## [AIM OF THE TASK]
Repeat each entry below exactly.

## [DATA SECTION]
########

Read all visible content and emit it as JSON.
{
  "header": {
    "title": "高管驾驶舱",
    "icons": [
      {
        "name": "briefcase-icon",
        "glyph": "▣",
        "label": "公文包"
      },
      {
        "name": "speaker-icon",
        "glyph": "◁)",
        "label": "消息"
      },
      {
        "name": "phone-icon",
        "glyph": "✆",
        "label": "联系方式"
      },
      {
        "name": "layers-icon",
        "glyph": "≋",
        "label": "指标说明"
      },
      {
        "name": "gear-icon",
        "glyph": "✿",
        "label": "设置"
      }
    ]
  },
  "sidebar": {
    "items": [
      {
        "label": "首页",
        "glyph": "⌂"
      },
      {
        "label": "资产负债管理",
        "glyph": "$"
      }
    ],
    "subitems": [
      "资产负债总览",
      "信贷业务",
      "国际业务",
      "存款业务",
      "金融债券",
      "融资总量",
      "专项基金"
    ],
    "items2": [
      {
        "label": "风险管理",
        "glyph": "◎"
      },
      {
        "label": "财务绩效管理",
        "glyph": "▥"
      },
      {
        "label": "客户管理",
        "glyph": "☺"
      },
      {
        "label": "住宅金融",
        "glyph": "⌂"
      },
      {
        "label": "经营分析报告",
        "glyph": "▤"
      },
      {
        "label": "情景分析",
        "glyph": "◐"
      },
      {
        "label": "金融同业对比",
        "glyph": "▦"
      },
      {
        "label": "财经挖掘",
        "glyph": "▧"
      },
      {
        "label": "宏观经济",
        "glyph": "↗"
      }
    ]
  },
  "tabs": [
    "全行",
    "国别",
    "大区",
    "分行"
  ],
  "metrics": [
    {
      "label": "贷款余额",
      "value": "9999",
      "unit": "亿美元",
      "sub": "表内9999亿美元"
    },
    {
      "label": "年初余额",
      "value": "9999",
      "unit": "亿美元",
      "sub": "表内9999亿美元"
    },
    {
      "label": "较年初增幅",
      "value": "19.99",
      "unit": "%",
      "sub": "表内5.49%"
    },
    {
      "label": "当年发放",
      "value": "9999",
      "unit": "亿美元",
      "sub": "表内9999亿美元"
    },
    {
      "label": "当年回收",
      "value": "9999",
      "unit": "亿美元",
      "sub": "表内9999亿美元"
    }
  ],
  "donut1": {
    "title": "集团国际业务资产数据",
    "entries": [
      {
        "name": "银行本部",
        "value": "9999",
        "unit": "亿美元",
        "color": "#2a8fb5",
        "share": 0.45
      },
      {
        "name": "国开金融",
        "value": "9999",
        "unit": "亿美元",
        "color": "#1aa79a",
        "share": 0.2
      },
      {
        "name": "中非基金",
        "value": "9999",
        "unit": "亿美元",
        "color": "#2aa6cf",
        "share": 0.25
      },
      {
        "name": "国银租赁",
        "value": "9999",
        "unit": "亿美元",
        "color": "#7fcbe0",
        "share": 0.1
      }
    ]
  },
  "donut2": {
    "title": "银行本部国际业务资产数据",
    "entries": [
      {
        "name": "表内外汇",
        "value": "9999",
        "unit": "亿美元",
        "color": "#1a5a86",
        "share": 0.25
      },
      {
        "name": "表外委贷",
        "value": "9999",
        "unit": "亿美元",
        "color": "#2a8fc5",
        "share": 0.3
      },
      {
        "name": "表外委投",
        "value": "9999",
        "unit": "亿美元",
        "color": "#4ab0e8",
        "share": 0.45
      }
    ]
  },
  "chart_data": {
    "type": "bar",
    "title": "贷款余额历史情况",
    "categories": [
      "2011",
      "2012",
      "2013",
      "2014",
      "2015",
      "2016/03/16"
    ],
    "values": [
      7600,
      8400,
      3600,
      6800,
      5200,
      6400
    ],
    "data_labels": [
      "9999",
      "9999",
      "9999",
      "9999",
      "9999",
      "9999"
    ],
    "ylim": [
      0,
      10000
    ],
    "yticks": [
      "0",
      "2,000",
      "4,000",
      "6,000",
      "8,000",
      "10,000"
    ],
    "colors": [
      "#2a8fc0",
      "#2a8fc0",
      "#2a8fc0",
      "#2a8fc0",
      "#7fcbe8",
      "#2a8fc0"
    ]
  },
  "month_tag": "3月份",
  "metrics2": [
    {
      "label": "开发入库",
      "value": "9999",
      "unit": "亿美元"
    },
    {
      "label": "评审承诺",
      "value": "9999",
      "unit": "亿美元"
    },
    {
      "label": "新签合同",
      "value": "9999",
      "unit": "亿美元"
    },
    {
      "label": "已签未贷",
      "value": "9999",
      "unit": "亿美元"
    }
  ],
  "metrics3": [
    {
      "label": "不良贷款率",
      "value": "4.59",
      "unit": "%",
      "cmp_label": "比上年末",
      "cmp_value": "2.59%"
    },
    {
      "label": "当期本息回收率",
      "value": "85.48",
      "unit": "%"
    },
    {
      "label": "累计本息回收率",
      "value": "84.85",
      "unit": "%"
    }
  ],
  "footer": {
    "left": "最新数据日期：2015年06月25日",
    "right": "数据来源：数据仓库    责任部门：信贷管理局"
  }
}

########

## [WRITTEN RESPONSE]
Read all visible content and emit it as JSON.
{
  "header": {
    "title": "高管驾驶舱",
    "icons": [
      {
        "name": "briefcase-icon",
        "glyph": "▣",
        "label": "公文包"
      },
      {
        "name": "speaker-icon",
        "glyph": "◁)",
        "label": "消息"
      },
      {
        "name": "phone-icon",
        "glyph": "✆",
        "label": "联系方式"
      },
      {
        "name": "layers-icon",
        "glyph": "≋",
        "label": "指标说明"
      },
      {
        "name": "gear-icon",
        "glyph": "✿",
        "label": "设置"
      }
    ]
  },
  "sidebar": {
    "items": [
      {
        "label": "首页",
        "glyph": "⌂"
      },
      {
        "label": "资产负债管理",
        "glyph": "$"
      }
    ],
    "subitems": [
      "资产负债总览",
      "信贷业务",
      "国际业务",
      "存款业务",
      "金融债券",
      "融资总量",
      "专项基金"
    ],
    "items2": [
      {
        "label": "风险管理",
        "glyph": "◎"
      },
      {
        "label": "财务绩效管理",
        "glyph": "▥"
      },
      {
        "label": "客户管理",
        "glyph": "☺"
      },
      {
        "label": "住宅金融",
        "glyph": "⌂"
      },
      {
        "label": "经营分析报告",
        "glyph": "▤"
      },
      {
        "label": "情景分析",
        "glyph": "◐"
      },
      {
        "label": "金融同业对比",
        "glyph": "▦"
      },
      {
        "label": "财经挖掘",
        "glyph": "▧"
      },
      {
        "label": "宏观经济",
        "glyph": "↗"
      }
    ]
  },
  "tabs": [
    "全行",
    "国别",
    "大区",
    "分行"
  ],
  "metrics": [
    {
      "label": "贷款余额",
      "value": "9999",
      "unit": "亿美元",
      "sub": "表内9999亿美元"
    },
    {
      "label": "年初余额",
      "value": "9999",
      "unit": "亿美元",
      "sub": "表内9999亿美元"
    },
    {
      "label": "较年初增幅",
      "value": "19.99",
      "unit": "%",
      "sub": "表内5.49%"
    },
    {
      "label": "当年发放",
      "value": "9999",
      "unit": "亿美元",
      "sub": "表内9999亿美元"
    },
    {
      "label": "当年回收",
      "value": "9999",
      "unit": "亿美元",
      "sub": "表内9999亿美元"
    }
  ],
  "donut1": {
    "title": "集团国际业务资产数据",
    "entries": [
      {
        "name": "银行本部",
        "value": "9999",
        "unit": "亿美元",
        "color": "#2a8fb5",
        "share": 0.45
      },
      {
        "name": "国开金融",
        "value": "9999",
        "unit": "亿美元",
        "color": "#1aa79a",
        "share": 0.2
      },
      {
        "name": "中非基金",
        "value": "9999",
        "unit": "亿美元",
        "color": "#2aa6cf",
        "share": 0.25
      },
      {
        "name": "国银租赁",
        "value": "9999",
        "unit": "亿美元",
        "color": "#7fcbe0",
        "share": 0.1
      }
    ]
  },
  "donut2": {
    "title": "银行本部国际业务资产数据",
    "entries": [
      {
        "name": "表内外汇",
        "value": "9999",
        "unit": "亿美元",
        "color": "#1a5a86",
        "share": 0.25
      },
      {
        "name": "表外委贷",
        "value": "9999",
        "unit": "亿美元",
        "color": "#2a8fc5",
        "share": 0.3
      },
      {
        "name": "表外委投",
        "value": "9999",
        "unit": "亿美元",
        "color": "#4ab0e8",
        "share": 0.45
      }
    ]
  },
  "chart_data": {
    "type": "bar",
    "title": "贷款余额历史情况",
    "categories": [
      "2011",
      "2012",
      "2013",
      "2014",
      "2015",
      "2016/03/16"
    ],
    "values": [
      7600,
      8400,
      3600,
      6800,
      5200,
      6400
    ],
    "data_labels": [
      "9999",
      "9999",
      "9999",
      "9999",
      "9999",
      "9999"
    ],
    "ylim": [
      0,
      10000
    ],
    "yticks": [
      "0",
      "2,000",
      "4,000",
      "6,000",
      "8,000",
      "10,000"
    ],
    "colors": [
      "#2a8fc0",
      "#2a8fc0",
      "#2a8fc0",
      "#2a8fc0",
      "#7fcbe8",
      "#2a8fc0"
    ]
  },
  "month_tag": "3月份",
  "metrics2": [
    {
      "label": "开发入库",
      "value": "9999",
      "unit": "亿美元"
    },
    {
      "label": "评审承诺",
      "value": "9999",
      "unit": "亿美元"
    },
    {
      "label": "新签合同",
      "value": "9999",
      "unit": "亿美元"
    },
    {
      "label": "已签未贷",
      "value": "9999",
      "unit": "亿美元"
    }
  ],
  "metrics3": [
    {
      "label": "不良贷款率",
      "value": "4.59",
      "unit": "%",
      "cmp_label": "比上年末",
      "cmp_value": "2.59%"
    },
    {
      "label": "当期本息回收率",
      "value": "85.48",
      "unit": "%"
    },
    {
      "label": "累计本息回收率",
      "value": "84.85",
      "unit": "%"
    }
  ],
  "footer": {
    "left": "最新数据日期：2015年06月25日",
    "right": "数据来源：数据仓库    责任部门：信贷管理局"
  }
}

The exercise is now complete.